The Difference Between Sales and Marketing
Do you know the difference between marketing and sales? Let's think about this question for a moment. Without marketing, you would not have prospects or leads to follow up with, but yet without a good sales technique and strategy, your closing rate may depress you. Marketing and sales should work simultaneously, but in most companies, they are departments that don't even speak to each other.
If we broke it down to the basics, marketing is everything that you do to reach and persuade prospects and the sales process is everything that you do to close the sale and get a signed agreement or contract. Both are necessities to the success of a business. You cannot do without either process. If you work to strategically combine both efforts you will experience a successful amount of business growth.

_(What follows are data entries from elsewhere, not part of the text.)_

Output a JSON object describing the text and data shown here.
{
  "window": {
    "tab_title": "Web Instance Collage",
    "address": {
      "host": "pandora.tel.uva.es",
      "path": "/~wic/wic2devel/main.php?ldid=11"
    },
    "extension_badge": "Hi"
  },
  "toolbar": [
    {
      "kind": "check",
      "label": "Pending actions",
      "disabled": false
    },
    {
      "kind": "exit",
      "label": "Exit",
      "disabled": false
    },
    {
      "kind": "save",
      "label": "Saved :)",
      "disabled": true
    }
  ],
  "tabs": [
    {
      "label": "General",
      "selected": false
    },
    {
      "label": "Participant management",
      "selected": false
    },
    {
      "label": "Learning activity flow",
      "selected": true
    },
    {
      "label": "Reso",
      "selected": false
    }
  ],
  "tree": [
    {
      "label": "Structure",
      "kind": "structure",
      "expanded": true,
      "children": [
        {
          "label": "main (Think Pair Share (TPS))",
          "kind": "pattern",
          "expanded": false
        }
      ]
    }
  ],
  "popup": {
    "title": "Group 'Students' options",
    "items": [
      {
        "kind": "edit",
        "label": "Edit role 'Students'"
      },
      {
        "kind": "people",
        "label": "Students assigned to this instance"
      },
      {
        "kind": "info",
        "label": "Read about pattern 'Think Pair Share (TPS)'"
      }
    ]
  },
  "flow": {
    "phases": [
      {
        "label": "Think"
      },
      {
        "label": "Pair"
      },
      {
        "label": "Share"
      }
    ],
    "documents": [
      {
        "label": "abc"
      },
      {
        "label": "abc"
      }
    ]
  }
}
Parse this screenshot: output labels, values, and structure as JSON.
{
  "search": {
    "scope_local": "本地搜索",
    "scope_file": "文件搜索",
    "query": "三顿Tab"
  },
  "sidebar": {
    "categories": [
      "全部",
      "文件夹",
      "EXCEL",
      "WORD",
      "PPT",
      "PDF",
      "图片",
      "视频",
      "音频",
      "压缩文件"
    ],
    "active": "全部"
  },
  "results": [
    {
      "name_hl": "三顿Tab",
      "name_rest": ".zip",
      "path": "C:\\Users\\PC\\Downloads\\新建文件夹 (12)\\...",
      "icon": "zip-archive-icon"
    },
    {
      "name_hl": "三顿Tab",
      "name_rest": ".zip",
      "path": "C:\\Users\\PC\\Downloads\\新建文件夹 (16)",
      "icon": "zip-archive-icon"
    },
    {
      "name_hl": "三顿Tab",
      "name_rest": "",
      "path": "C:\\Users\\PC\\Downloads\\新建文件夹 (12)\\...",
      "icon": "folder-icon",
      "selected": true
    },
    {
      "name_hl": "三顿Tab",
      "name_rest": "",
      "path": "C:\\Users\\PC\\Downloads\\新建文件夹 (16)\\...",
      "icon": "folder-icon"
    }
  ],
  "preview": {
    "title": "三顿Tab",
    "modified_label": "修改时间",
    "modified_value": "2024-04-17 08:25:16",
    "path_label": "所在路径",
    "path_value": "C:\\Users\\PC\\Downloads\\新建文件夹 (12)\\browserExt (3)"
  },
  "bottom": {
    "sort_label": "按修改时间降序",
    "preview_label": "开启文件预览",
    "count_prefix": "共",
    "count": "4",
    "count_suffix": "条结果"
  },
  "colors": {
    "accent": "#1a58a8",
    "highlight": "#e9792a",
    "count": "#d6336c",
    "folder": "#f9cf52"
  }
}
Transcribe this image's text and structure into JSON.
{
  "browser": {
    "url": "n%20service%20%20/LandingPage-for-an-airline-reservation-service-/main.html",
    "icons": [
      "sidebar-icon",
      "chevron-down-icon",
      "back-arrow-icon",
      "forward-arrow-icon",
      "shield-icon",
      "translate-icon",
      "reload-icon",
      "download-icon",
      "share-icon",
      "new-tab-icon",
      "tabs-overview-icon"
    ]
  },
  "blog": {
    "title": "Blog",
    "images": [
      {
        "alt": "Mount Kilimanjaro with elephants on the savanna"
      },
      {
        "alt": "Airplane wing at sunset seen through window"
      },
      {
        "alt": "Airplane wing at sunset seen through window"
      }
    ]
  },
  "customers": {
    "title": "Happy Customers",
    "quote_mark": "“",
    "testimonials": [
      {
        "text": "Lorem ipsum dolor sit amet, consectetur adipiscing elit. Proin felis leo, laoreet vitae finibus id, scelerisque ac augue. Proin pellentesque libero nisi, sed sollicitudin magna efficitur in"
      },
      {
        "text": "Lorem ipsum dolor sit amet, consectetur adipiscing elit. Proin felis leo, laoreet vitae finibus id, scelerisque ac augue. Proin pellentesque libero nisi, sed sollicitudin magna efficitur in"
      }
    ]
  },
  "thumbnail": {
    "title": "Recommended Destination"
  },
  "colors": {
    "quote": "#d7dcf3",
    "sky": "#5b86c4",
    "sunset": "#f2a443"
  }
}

However, by the same token if the efforts are unbalanced or departments don't communicate it can detour business growth.
Your marketing should consist of strategies that you can measure your reach and work to persuade your prospects that you are the company for them. It's the message that prepares the prospect for the sale. It could consist of advertising, public relations, social media, relationship marketing, brand marketing, viral marketing, and direct mail.
The sales process consists of interpersonal interaction. It is often done by a one-on-one meeting, cold calls, and networking. It's anything that engages you with the prospect or customer on a personal level rather than at a distance. Most the time the prospect or potential customer has been driven to you via marketing efforts.
Think of it like this, your marketing efforts begin the process of the eight contacts or touchpoints that studies show it takes to move a prospect or potential client to the close of the sale. If marketing is done effectively you can begin to move that prospect from the status of a cold lead to a warm lead. When the prospect hits the"warm" level it's much easier for the sales professional or sales department to close the sale.
Integrating Sales and Marketing
Studies have shown that it takes multiple contacts using both sales and marketing to move the prospect from one level to the next. That is why it is important that you develop a process that combines both sales and marketing. This will enable you to reach prospects at all three levels; cold, warm, and hot. It's all about balance.
Make sure that you've integrated the two, marketing and sales. They are not separate. If they are different departments, those departments must talk and communicate in order to be effective. Try this. Take a few moments and divide your prospect lists and database into categories of cold, warm, and hot leads. Then sit down and identify a strategy on how to proceed with each individual group.
For example, you could try the following methods of contact:
Once you've moved your prospect to the "warm" level it's time to proceed in closing the sale, call it passing the baton if you'd like. This will be easier to do if you somehow engage the prospect. You can do this by conducting a one-on-one call, make a presentation, or present a proposal, estimate, or contract.
The Key Is Finding a Balance
An alternative that often proves successful is to partner with someone that possess the talents that you feel you lack in. If you are stronger in marketing, find someone who understands and gets the sales process. If you are better at sales find someone that can help you strengthen the message, create marketing materials that sell and give you tactics and ideas. If you don't work in a company that has both departments and you are working solo you can do this by creating a partnership, subcontracting, or hiring in that talent.
Remember the key to success in marketing and in sales is balance.